Assignment » In the copy, include every record below exactly as it appears, but no pictures.

Items from a data source »
....

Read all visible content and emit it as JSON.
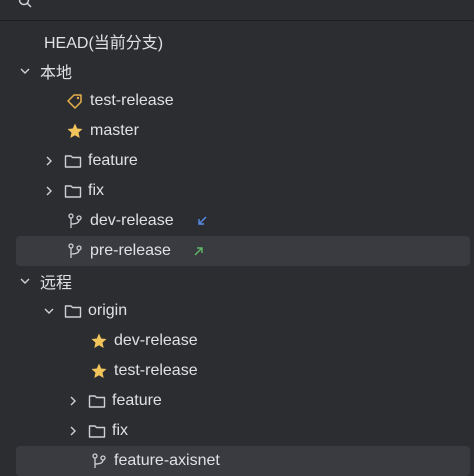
{
  "tree": {
    "head": "HEAD(当前分支)",
    "local": {
      "label": "本地",
      "items": [
        {
          "label": "test-release",
          "icon": "tag-icon"
        },
        {
          "label": "master",
          "icon": "star-icon"
        },
        {
          "label": "feature",
          "icon": "folder-icon"
        },
        {
          "label": "fix",
          "icon": "folder-icon"
        },
        {
          "label": "dev-release",
          "icon": "branch-icon",
          "indicator": "incoming-arrow-icon"
        },
        {
          "label": "pre-release",
          "icon": "branch-icon",
          "indicator": "outgoing-arrow-icon"
        }
      ]
    },
    "remote": {
      "label": "远程",
      "origin": {
        "label": "origin",
        "items": [
          {
            "label": "dev-release",
            "icon": "star-icon"
          },
          {
            "label": "test-release",
            "icon": "star-icon"
          },
          {
            "label": "feature",
            "icon": "folder-icon"
          },
          {
            "label": "fix",
            "icon": "folder-icon"
          },
          {
            "label": "feature-axisnet",
            "icon": "branch-icon"
          }
        ]
      }
    }
  },
  "colors": {
    "background": "#2b2d30",
    "selected_row": "#393b40",
    "text": "#dfe1e5",
    "star": "#f2c55c",
    "tag": "#e8b04a",
    "incoming_arrow": "#5a8dee",
    "outgoing_arrow": "#5fb865"
  }
}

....

Finished task »
Read all visible content and emit it as JSON.
{
  "tree": {
    "head": "HEAD(当前分支)",
    "local": {
      "label": "本地",
      "items": [
        {
          "label": "test-release",
          "icon": "tag-icon"
        },
        {
          "label": "master",
          "icon": "star-icon"
        },
        {
          "label": "feature",
          "icon": "folder-icon"
        },
        {
          "label": "fix",
          "icon": "folder-icon"
        },
        {
          "label": "dev-release",
          "icon": "branch-icon",
          "indicator": "incoming-arrow-icon"
        },
        {
          "label": "pre-release",
          "icon": "branch-icon",
          "indicator": "outgoing-arrow-icon"
        }
      ]
    },
    "remote": {
      "label": "远程",
      "origin": {
        "label": "origin",
        "items": [
          {
            "label": "dev-release",
            "icon": "star-icon"
          },
          {
            "label": "test-release",
            "icon": "star-icon"
          },
          {
            "label": "feature",
            "icon": "folder-icon"
          },
          {
            "label": "fix",
            "icon": "folder-icon"
          },
          {
            "label": "feature-axisnet",
            "icon": "branch-icon"
          }
        ]
      }
    }
  },
  "colors": {
    "background": "#2b2d30",
    "selected_row": "#393b40",
    "text": "#dfe1e5",
    "star": "#f2c55c",
    "tag": "#e8b04a",
    "incoming_arrow": "#5a8dee",
    "outgoing_arrow": "#5fb865"
  }
}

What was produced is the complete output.